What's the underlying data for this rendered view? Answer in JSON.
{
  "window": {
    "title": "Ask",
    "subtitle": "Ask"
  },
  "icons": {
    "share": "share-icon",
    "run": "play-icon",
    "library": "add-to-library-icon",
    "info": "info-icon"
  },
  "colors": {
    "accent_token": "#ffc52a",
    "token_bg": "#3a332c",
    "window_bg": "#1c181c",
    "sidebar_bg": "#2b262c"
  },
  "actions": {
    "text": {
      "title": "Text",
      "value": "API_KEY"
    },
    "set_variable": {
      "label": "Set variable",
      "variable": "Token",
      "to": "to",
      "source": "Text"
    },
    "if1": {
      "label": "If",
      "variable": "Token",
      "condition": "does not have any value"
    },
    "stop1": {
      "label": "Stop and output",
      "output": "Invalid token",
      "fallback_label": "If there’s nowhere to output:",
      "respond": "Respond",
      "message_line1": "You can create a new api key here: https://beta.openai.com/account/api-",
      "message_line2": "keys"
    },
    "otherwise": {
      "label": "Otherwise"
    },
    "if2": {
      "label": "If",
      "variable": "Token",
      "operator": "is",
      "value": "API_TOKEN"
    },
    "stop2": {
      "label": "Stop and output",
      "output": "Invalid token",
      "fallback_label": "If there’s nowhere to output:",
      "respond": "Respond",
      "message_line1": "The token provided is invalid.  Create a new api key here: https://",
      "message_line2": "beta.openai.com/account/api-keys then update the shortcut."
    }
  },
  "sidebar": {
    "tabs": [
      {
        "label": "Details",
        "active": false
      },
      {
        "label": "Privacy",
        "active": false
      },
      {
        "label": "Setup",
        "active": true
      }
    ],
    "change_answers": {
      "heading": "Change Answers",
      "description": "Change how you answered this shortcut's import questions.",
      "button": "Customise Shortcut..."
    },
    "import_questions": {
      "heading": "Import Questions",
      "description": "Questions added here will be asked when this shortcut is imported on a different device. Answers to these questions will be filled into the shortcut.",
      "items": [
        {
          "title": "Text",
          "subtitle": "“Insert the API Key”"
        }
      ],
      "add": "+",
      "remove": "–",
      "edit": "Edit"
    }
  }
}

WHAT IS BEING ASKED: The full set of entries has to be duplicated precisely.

SOLUTION TO THIS EXERCISE:
What's the underlying data for this rendered view? Answer in JSON.
{
  "window": {
    "title": "Ask",
    "subtitle": "Ask"
  },
  "icons": {
    "share": "share-icon",
    "run": "play-icon",
    "library": "add-to-library-icon",
    "info": "info-icon"
  },
  "colors": {
    "accent_token": "#ffc52a",
    "token_bg": "#3a332c",
    "window_bg": "#1c181c",
    "sidebar_bg": "#2b262c"
  },
  "actions": {
    "text": {
      "title": "Text",
      "value": "API_KEY"
    },
    "set_variable": {
      "label": "Set variable",
      "variable": "Token",
      "to": "to",
      "source": "Text"
    },
    "if1": {
      "label": "If",
      "variable": "Token",
      "condition": "does not have any value"
    },
    "stop1": {
      "label": "Stop and output",
      "output": "Invalid token",
      "fallback_label": "If there’s nowhere to output:",
      "respond": "Respond",
      "message_line1": "You can create a new api key here: https://beta.openai.com/account/api-",
      "message_line2": "keys"
    },
    "otherwise": {
      "label": "Otherwise"
    },
    "if2": {
      "label": "If",
      "variable": "Token",
      "operator": "is",
      "value": "API_TOKEN"
    },
    "stop2": {
      "label": "Stop and output",
      "output": "Invalid token",
      "fallback_label": "If there’s nowhere to output:",
      "respond": "Respond",
      "message_line1": "The token provided is invalid.  Create a new api key here: https://",
      "message_line2": "beta.openai.com/account/api-keys then update the shortcut."
    }
  },
  "sidebar": {
    "tabs": [
      {
        "label": "Details",
        "active": false
      },
      {
        "label": "Privacy",
        "active": false
      },
      {
        "label": "Setup",
        "active": true
      }
    ],
    "change_answers": {
      "heading": "Change Answers",
      "description": "Change how you answered this shortcut's import questions.",
      "button": "Customise Shortcut..."
    },
    "import_questions": {
      "heading": "Import Questions",
      "description": "Questions added here will be asked when this shortcut is imported on a different device. Answers to these questions will be filled into the shortcut.",
      "items": [
        {
          "title": "Text",
          "subtitle": "“Insert the API Key”"
        }
      ],
      "add": "+",
      "remove": "–",
      "edit": "Edit"
    }
  }
}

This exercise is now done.